It’s 1994, and I’m back in our hometown for a brief visit before leaving the country again. I’m staying at my mom’s place, and she has a computer and a modem. And Shane has given me a copy of Doom. We’re IPX connected directly via phone line — there’s no internet in the town yet — and I’m shooting him in the face and he’s shooting me in the face and it is completely blowing my mind. I’d been playing games on computers since 1977 when I got my first one, a TRS-80 Model III, but this. This. Is. Incredible. He’s at home, 15 kms around the lakeshore, and I’m sitting here, and we’re somehow, unbelievably, both in a virtual space in first person, running around and blowing each other up. As it was for a lot of people, this is my first experience with virtual presence, and I remember it like it was yesterday.
My mom comes into the room and peers at the screen, curious about why I’m whooping to myself in the office. I tell her that that blocky space marine on the screen is Shane, and ask him via the text chat to say hi to my mom. ‘Hi Sandy’ pops up on the screen. I think she’s convinced it’s some kind of trick. In a way, I guess, it is.
At least a couple of times a month these days, early Friday evening here in Korea, late Thursday night in Canada, the Bearman and I put on our headsets, pour ourselves some drinks, and go driving together in FUEL. Without fail, we’ll stop at some point and marvel at some spectacular vista or weather system or hilariously fun stunts we’ve manage to pull off on a quad or dirt bike, and without fail, we’ll also stop at some point to finish a drink and be quietly amazed at what we are doing. We’re 50 years old, we’re best friends separated by a third of the planet, but here we are, drinking and driving and talking and loving it just like we did a quarter of a century ago.

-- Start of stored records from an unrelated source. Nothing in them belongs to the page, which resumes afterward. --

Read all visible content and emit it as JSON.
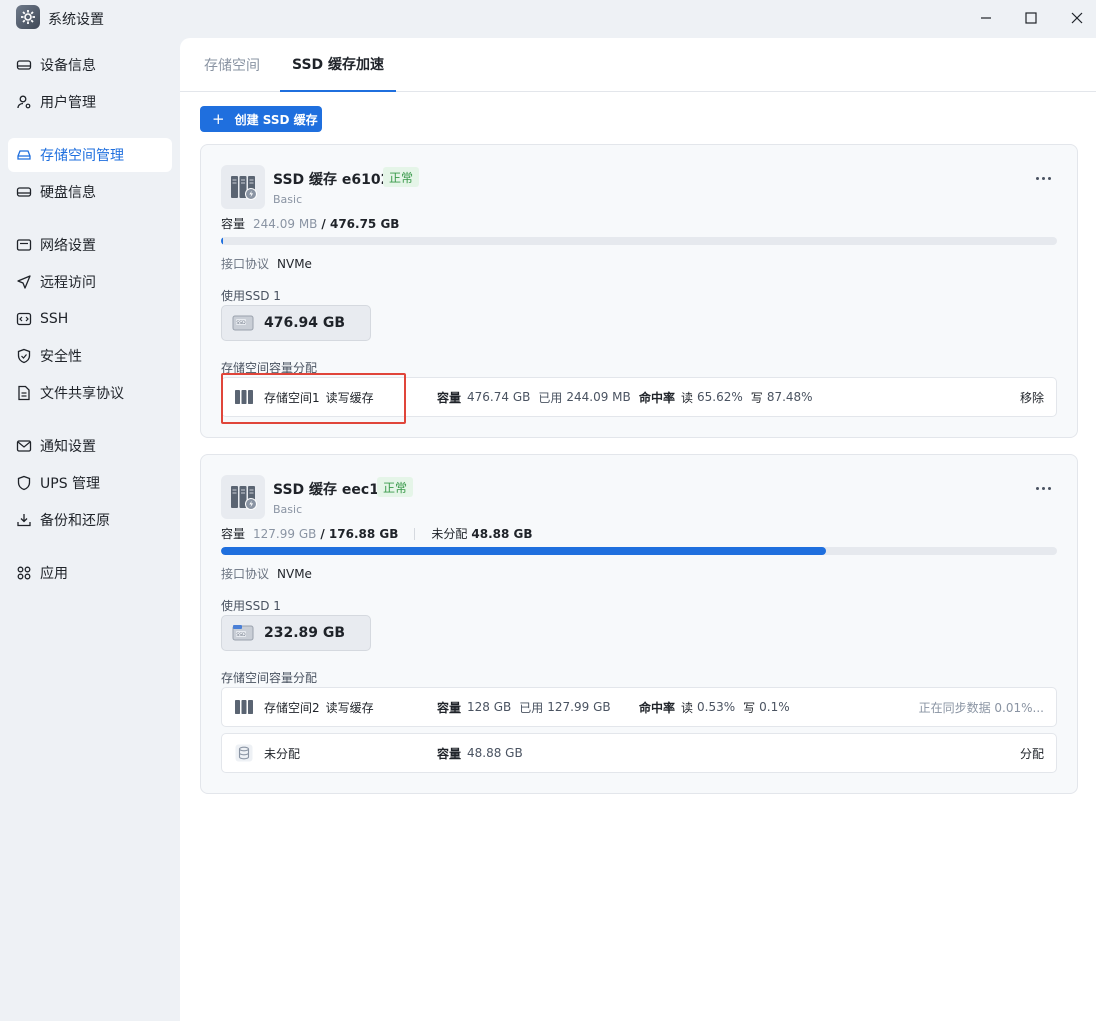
{
  "window": {
    "title": "系统设置"
  },
  "sidebar": {
    "items": [
      {
        "label": "设备信息",
        "icon": "device-icon"
      },
      {
        "label": "用户管理",
        "icon": "user-icon"
      },
      {
        "label": "存储空间管理",
        "icon": "storage-icon",
        "active": true
      },
      {
        "label": "硬盘信息",
        "icon": "disk-icon"
      },
      {
        "label": "网络设置",
        "icon": "network-icon"
      },
      {
        "label": "远程访问",
        "icon": "send-icon"
      },
      {
        "label": "SSH",
        "icon": "code-icon"
      },
      {
        "label": "安全性",
        "icon": "shield-icon"
      },
      {
        "label": "文件共享协议",
        "icon": "file-icon"
      },
      {
        "label": "通知设置",
        "icon": "mail-icon"
      },
      {
        "label": "UPS 管理",
        "icon": "shield-outline-icon"
      },
      {
        "label": "备份和还原",
        "icon": "download-icon"
      },
      {
        "label": "应用",
        "icon": "apps-icon"
      }
    ]
  },
  "tabs": {
    "storage": "存储空间",
    "ssd_cache": "SSD 缓存加速"
  },
  "toolbar": {
    "create_label": "创建 SSD 缓存"
  },
  "cache1": {
    "title": "SSD 缓存 e6102",
    "status": "正常",
    "type": "Basic",
    "capacity_label": "容量",
    "used": "244.09 MB",
    "total": "/ 476.75 GB",
    "usage_fraction": 0.0005,
    "protocol_label": "接口协议",
    "protocol": "NVMe",
    "ssd_label": "使用SSD 1",
    "ssd_size": "476.94 GB",
    "alloc_label": "存储空间容量分配",
    "rows": [
      {
        "name": "存储空间1",
        "mode": "读写缓存",
        "cap_label": "容量",
        "cap": "476.74 GB",
        "used_label": "已用",
        "used": "244.09 MB",
        "hit_label": "命中率",
        "read_label": "读",
        "read": "65.62%",
        "write_label": "写",
        "write": "87.48%",
        "action": "移除"
      }
    ]
  },
  "cache2": {
    "title": "SSD 缓存 eec16",
    "status": "正常",
    "type": "Basic",
    "capacity_label": "容量",
    "used": "127.99 GB",
    "total": "/ 176.88 GB",
    "unalloc_label": "未分配",
    "unalloc": "48.88 GB",
    "usage_fraction": 0.724,
    "protocol_label": "接口协议",
    "protocol": "NVMe",
    "ssd_label": "使用SSD 1",
    "ssd_size": "232.89 GB",
    "alloc_label": "存储空间容量分配",
    "rows": [
      {
        "name": "存储空间2",
        "mode": "读写缓存",
        "cap_label": "容量",
        "cap": "128 GB",
        "used_label": "已用",
        "used": "127.99 GB",
        "hit_label": "命中率",
        "read_label": "读",
        "read": "0.53%",
        "write_label": "写",
        "write": "0.1%",
        "status": "正在同步数据 0.01%..."
      },
      {
        "name": "未分配",
        "cap_label": "容量",
        "cap": "48.88 GB",
        "action": "分配"
      }
    ]
  },
  "colors": {
    "accent": "#1f6fde",
    "ok": "#3a9a4b",
    "highlight": "#e0453a"
  }
}
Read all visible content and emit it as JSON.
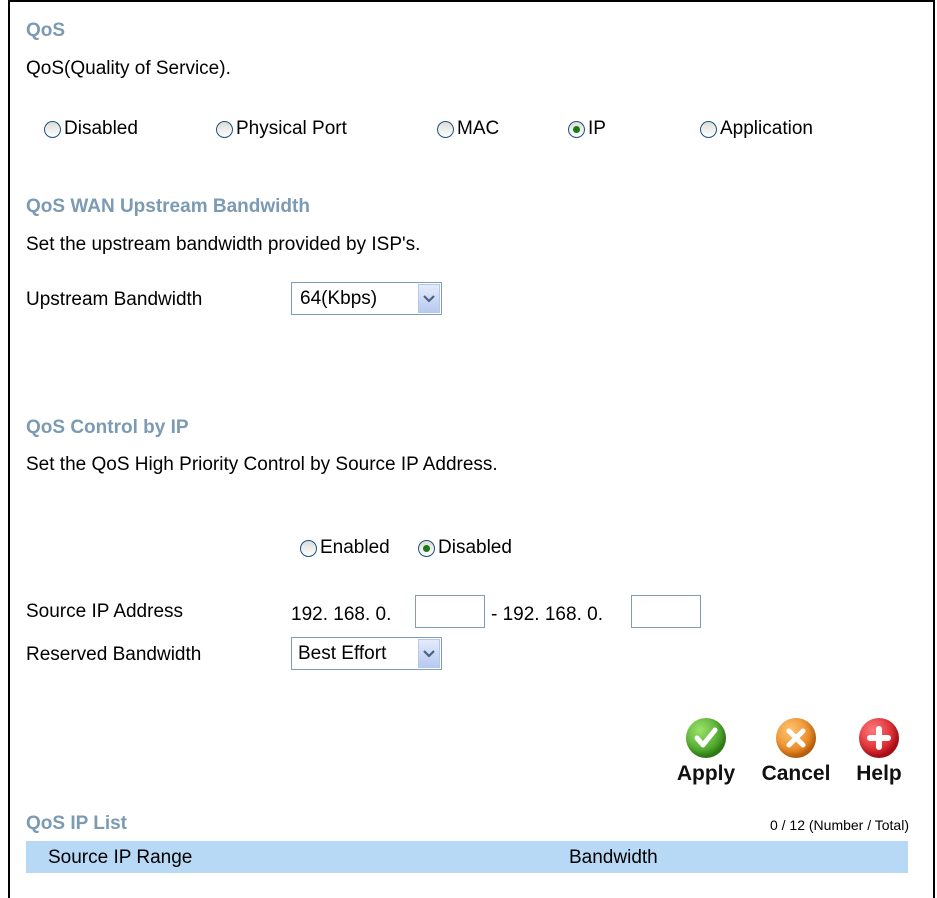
{
  "qos": {
    "title": "QoS",
    "description": "QoS(Quality of Service).",
    "modes": [
      {
        "label": "Disabled",
        "checked": false
      },
      {
        "label": "Physical Port",
        "checked": false
      },
      {
        "label": "MAC",
        "checked": false
      },
      {
        "label": "IP",
        "checked": true
      },
      {
        "label": "Application",
        "checked": false
      }
    ]
  },
  "upstream": {
    "title": "QoS WAN Upstream Bandwidth",
    "description": "Set the upstream bandwidth provided by ISP's.",
    "field_label": "Upstream Bandwidth",
    "selected": "64(Kbps)"
  },
  "control": {
    "title": "QoS Control by IP",
    "description": "Set the QoS High Priority Control by Source IP Address.",
    "enabled_label": "Enabled",
    "enabled_checked": false,
    "disabled_label": "Disabled",
    "disabled_checked": true,
    "source_ip_label": "Source IP Address",
    "ip_prefix_start": "192. 168. 0.",
    "ip_start_value": "",
    "ip_separator": "- 192. 168. 0.",
    "ip_end_value": "",
    "reserved_label": "Reserved Bandwidth",
    "reserved_selected": "Best Effort"
  },
  "buttons": {
    "apply": "Apply",
    "cancel": "Cancel",
    "help": "Help"
  },
  "list": {
    "title": "QoS IP List",
    "count": "0 / 12 (Number / Total)",
    "columns": [
      "Source IP Range",
      "Bandwidth"
    ]
  },
  "colors": {
    "heading": "#7b9ab3",
    "list_header_bg": "#b8d9f6",
    "apply_icon": "#3c9a1e",
    "cancel_icon": "#e87a12",
    "help_icon": "#d0141c"
  }
}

Of all the good things that gaming has brought into my life in recent years — a community of wonderful people at MefightClub, new friends, fun and wonder and entertainment, new ways to bleed off the pressure of the creative impulses that keeping pushing at my skull, all of it — I think this simple pleasure of time shared with an old friend brings me the most joy.
We couldn’t possibly have imagined it back in the day, this kind of continuity of shared experience transplanted from Real Life into a virtual world, that we’d be able to hang out and do the same sort of risky, stupid things we did back when we were young and dumb, but with consequences no more dire than a possible hangover the next morning. If someone had’ve suggested it to our 20-year-old selves, we would have dismissed it as science-fictiony dreaming.
But here we are — in fact, about 6 hours from now as I write this — there we will be again, because it’s Friday in Korea.
And I literally can’t wait for things like the Oculus Rift to become a reality, because I suspect 10 years from now, we’ll be sitting on different continents and drinking our drinks, the Bearman and I, and we’ll look back to 2014 and laugh about how primitive the experience was.
But for now? For now, it’s glorious.
[Update: I’m running a weekly giveaway for posters on Gamefilter, and I’ve bought four Steam key copies of FUEL that I’ll be adding to the prize pools over the coming weeks.]
stavros thewonderchicken has written 125 FGEC articles.